Over the last several months, I have been fortunate to travel across the country to convene a series of roundtable discussions aimed at strengthening and fostering enduring relationships between America’s brave law enforcement officers and the communities they serve.
These discussions have brought together diverse groups of local leaders, police officials, civil rights advocates, United States Attorneys, students, faith leaders, and community members to examine what we can do to restore trust wherever it has been eroded – and to build trust in places where it never existed. The resulting conversations – in Atlanta, Memphis, Chicago, Cleveland, and Philadelphia – have been challenging, enlightening, and often deeply moving. And each has been vitally important in enabling the Justice Department to take this important, national dialogue to a new level.

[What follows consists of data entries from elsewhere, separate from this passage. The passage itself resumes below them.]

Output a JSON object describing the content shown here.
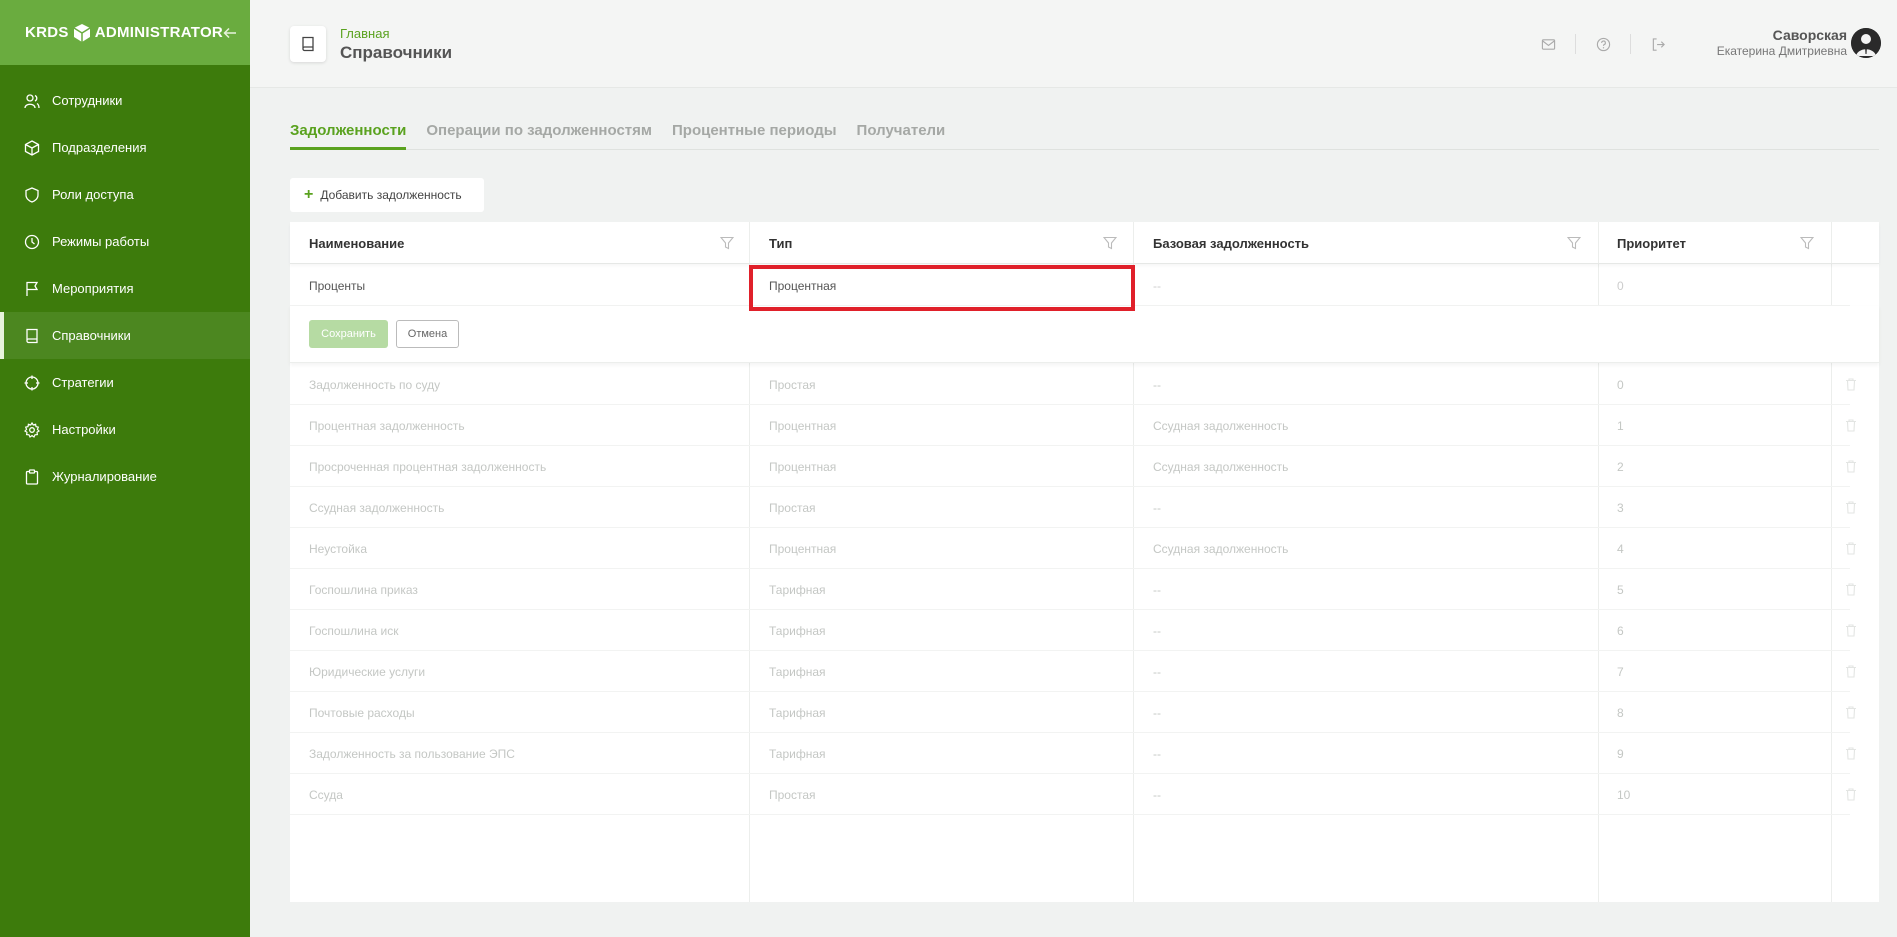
{
  "sidebar": {
    "logo_left": "KRDS",
    "logo_right": "ADMINISTRATOR",
    "items": [
      {
        "label": "Сотрудники",
        "icon": "users-icon"
      },
      {
        "label": "Подразделения",
        "icon": "cube-icon"
      },
      {
        "label": "Роли доступа",
        "icon": "shield-icon"
      },
      {
        "label": "Режимы работы",
        "icon": "clock-icon"
      },
      {
        "label": "Мероприятия",
        "icon": "flag-icon"
      },
      {
        "label": "Справочники",
        "icon": "book-icon",
        "active": true
      },
      {
        "label": "Стратегии",
        "icon": "crosshair-icon"
      },
      {
        "label": "Настройки",
        "icon": "gear-icon"
      },
      {
        "label": "Журналирование",
        "icon": "clipboard-icon"
      }
    ]
  },
  "header": {
    "breadcrumb_home": "Главная",
    "title": "Справочники",
    "user_last_name": "Саворская",
    "user_first_names": "Екатерина Дмитриевна",
    "icons": [
      "mail-icon",
      "help-icon",
      "logout-icon"
    ]
  },
  "tabs": [
    {
      "label": "Задолженности",
      "active": true
    },
    {
      "label": "Операции по задолженностям"
    },
    {
      "label": "Процентные периоды"
    },
    {
      "label": "Получатели"
    }
  ],
  "add_button_label": "Добавить задолженность",
  "table": {
    "columns": [
      "Наименование",
      "Тип",
      "Базовая задолженность",
      "Приоритет"
    ],
    "edit_row": {
      "name": "Проценты",
      "type": "Процентная",
      "base": "--",
      "priority": "0"
    },
    "save_label": "Сохранить",
    "cancel_label": "Отмена",
    "rows": [
      {
        "name": "Задолженность по суду",
        "type": "Простая",
        "base": "--",
        "priority": "0"
      },
      {
        "name": "Процентная задолженность",
        "type": "Процентная",
        "base": "Ссудная задолженность",
        "priority": "1"
      },
      {
        "name": "Просроченная процентная задолженность",
        "type": "Процентная",
        "base": "Ссудная задолженность",
        "priority": "2"
      },
      {
        "name": "Ссудная задолженность",
        "type": "Простая",
        "base": "--",
        "priority": "3"
      },
      {
        "name": "Неустойка",
        "type": "Процентная",
        "base": "Ссудная задолженность",
        "priority": "4"
      },
      {
        "name": "Госпошлина приказ",
        "type": "Тарифная",
        "base": "--",
        "priority": "5"
      },
      {
        "name": "Госпошлина иск",
        "type": "Тарифная",
        "base": "--",
        "priority": "6"
      },
      {
        "name": "Юридические услуги",
        "type": "Тарифная",
        "base": "--",
        "priority": "7"
      },
      {
        "name": "Почтовые расходы",
        "type": "Тарифная",
        "base": "--",
        "priority": "8"
      },
      {
        "name": "Задолженность за пользование ЭПС",
        "type": "Тарифная",
        "base": "--",
        "priority": "9"
      },
      {
        "name": "Ссуда",
        "type": "Простая",
        "base": "--",
        "priority": "10"
      }
    ]
  },
  "colors": {
    "sidebar": "#3d7b0c",
    "sidebar_header": "#6aac3f",
    "accent": "#5aa21f",
    "highlight": "#e0202a"
  }
}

I recently continued this effort in Oakland and San Francisco, California. In Oakland, I was proud to join a group of over 50 leaders and engaged citizens in an inclusive conversation about the challenges they’ve faced throughout the metropolitan area, as well as the promising work that’s underway to address those challenges. In San Francisco, I had the privilege of visiting the Willie Mays Boys & Girls Club, where I spoke with a small group of local teenagers and a number of courageous police officers and academy recruits from the San Francisco Police Department.
Over the course of these constructive conversations – and all of the others I’ve convened – I have been struck not by some of the divisions that have emerged, but by the remarkable commonalities. I have been moved to hear from valorous police officers, who risk their lives every day to secure their communities, as well as parents who express very real concern about the safety of their children.
In every one of these roundtables, as passionate, engaged people have come together to advance a positive dialogue and confront lingering mistrust, it has been clear that citizens of all perspectives are bound together not only by common values, but common aims: safer streets, stronger communities, and enhanced protections for all. That’s why the Justice Department is continuing to fulfill these aims not only with discussion, but with sustained and deliberate action.
Through our Office of Community Oriented Policing Services (COPS) and other components, the Department is making good on its pledge to provide law enforcement with access to the tools and support they need to do their jobs as safely and effectively as possible. With the launch of our National Initiative for Building Community Trust and Justice, we’re striving to strengthen the partnerships between community members and law enforcement professionals at every level of government.
At the same time, at President Obama’s direction, the Administration is taking a range of steps to improve the way we equip our law enforcement agencies, to invest in body-worn cameras and cutting-edge training, and to better facilitate broad-based community engagement. Through the President’s groundbreaking Task Force on 21st Century Policing, we’re bringing law enforcement leaders and experts together to provide strong, national direction on a scale not seen in nearly half a century. And going forward, we intend to continue to use every tool at our disposal to enhance our capacity to combat crime while restoring public trust.
I strongly believe that, by engaging in forthright and action-oriented discussions, we can make real and effective progress in advancing the cause of justice in communities across the country. Although my time in the Obama Administration will soon draw to a close, my personal commitment to this work will remain steadfast. Thanks to everything I’ve heard from the remarkable citizens and police officers I’ve met in recent weeks, I am confident in where this vital work will lead us. And I’m optimistic about the transformative results that we will achieve together in the days ahead.